Brand goes from promise to dialogue
If everything became clearer with operations and design, then a larger and more abstract brand concept remains. He also works in a bunch of continuous design.
Previously, we perceived the brand as a promise. For example, stability or immutability. But now its foundation is shifting to dialogue, because we live in a paradigm of changing values. And the dialogue with the user should not be one-sided, it is tied to constant communication. IT is the environment where this is done the fastest. After all, we have the tools to provide constant feedback at different levels: from external analytical services to DevOps methods.
IT becomes an environment of continuous dialogue.
We begin to continuously change the product due to the feedback from the client, for whom we observe and whose actions we analyze. So the DevOps loop closes into infinity when operations, development, design and marketing are involved in this process: we choose one solution from many, implement it and see how it behaves in practice. It is in this form that continuous design works.
Continuous Design Paradigm
And in order to design a fascinating dialogue, there are 4 recommendations:
#one. Design customer and employee interaction at the point of contact.
Design a user experience before releasing a product. And it is necessary to study it not only in ideal conditions, when a product or service is used correctly, but also where the client comes into contact with business processes: back office or IT architecture. Designing experience based on the external environment and on the user's lifestyle helps to identify how the product and the employees with whom it interacts fit into the life of a person. It will also clarify what the points of contact will be with the company's divisions and under what conditions. For this, you can use CJM and jobs-to-be-done clients and colleagues.
# 2. Minimize delay, maximize feedback
Flexible development methodologies like agile and DevOps practices provide not only speed and delivery of updates or beta versions. Using them we can quickly get feedback, test hypotheses and adjust actions to improve the product and further. We learn at each sprint of work or product updates and squeeze knowledge from it throughout the service life cycle.

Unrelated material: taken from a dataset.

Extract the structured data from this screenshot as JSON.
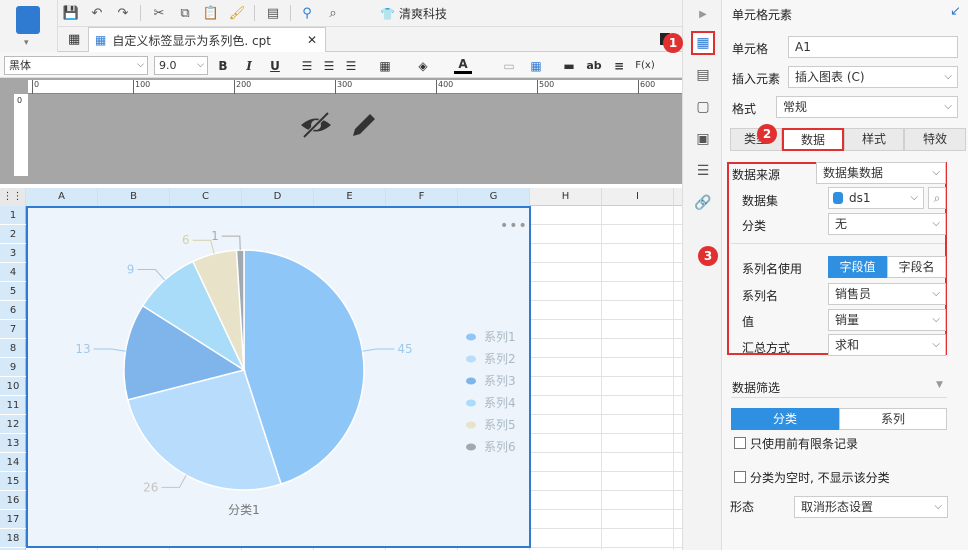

# 3. Design for bugs. Do to study
Turn dips into information that serves your and user interests. Mistakes are inevitable at all stages, be it the design of functions or the development of a marketing campaign. But you need to be ready for them and build a continuous design to be able to notice a mistake in time and draw conclusions. Here it is important to use the practices of Lean UX, such as UX tests, AV tests, hypotheses, and so on.

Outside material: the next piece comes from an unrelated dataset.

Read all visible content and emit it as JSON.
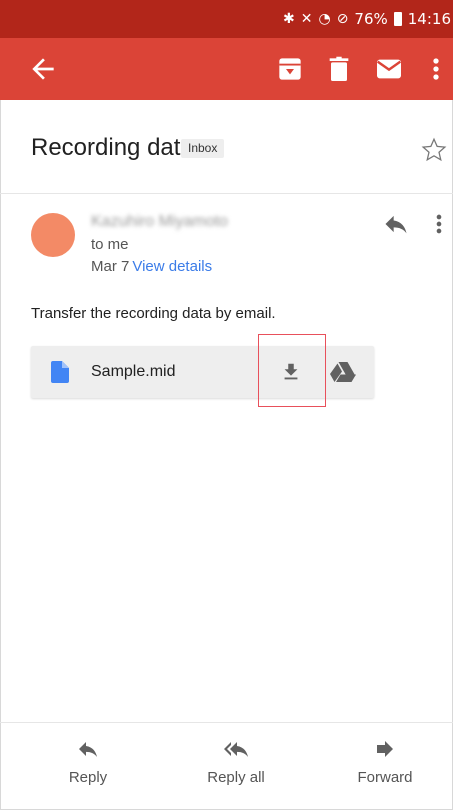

Ultimately, the culture of working with errors and the tools that it creates are shaped: like Chaos Monkey or Blameless post mortems.
#four. The concept of "done" does not exist
We are in conditions where the problem cannot be fully understood, but the solution changes it. Therefore, the team can not simply follow the hypotheses about the value of the product and continue to design the IT-architecture and service. Instead, you need to look at how products and services work when they are out of control. The feedback in the DevOps loop is meaningless until the operations and the world around you influence the process of product improvement. And in this case, the concept of "done" is excluded. You are constantly changing the product. This means that the process continues further in the system DevOps and design thinking.
Working in the paradigm of continuous design teaches to respond quickly to errors, it is easier to treat them and not to do useless work. Its advantage is that step by step, more and more client tasks are closed, which brings additional profit and has a beneficial effect on the business.
ps Jeff Sassn 's speech inspired me to write this material .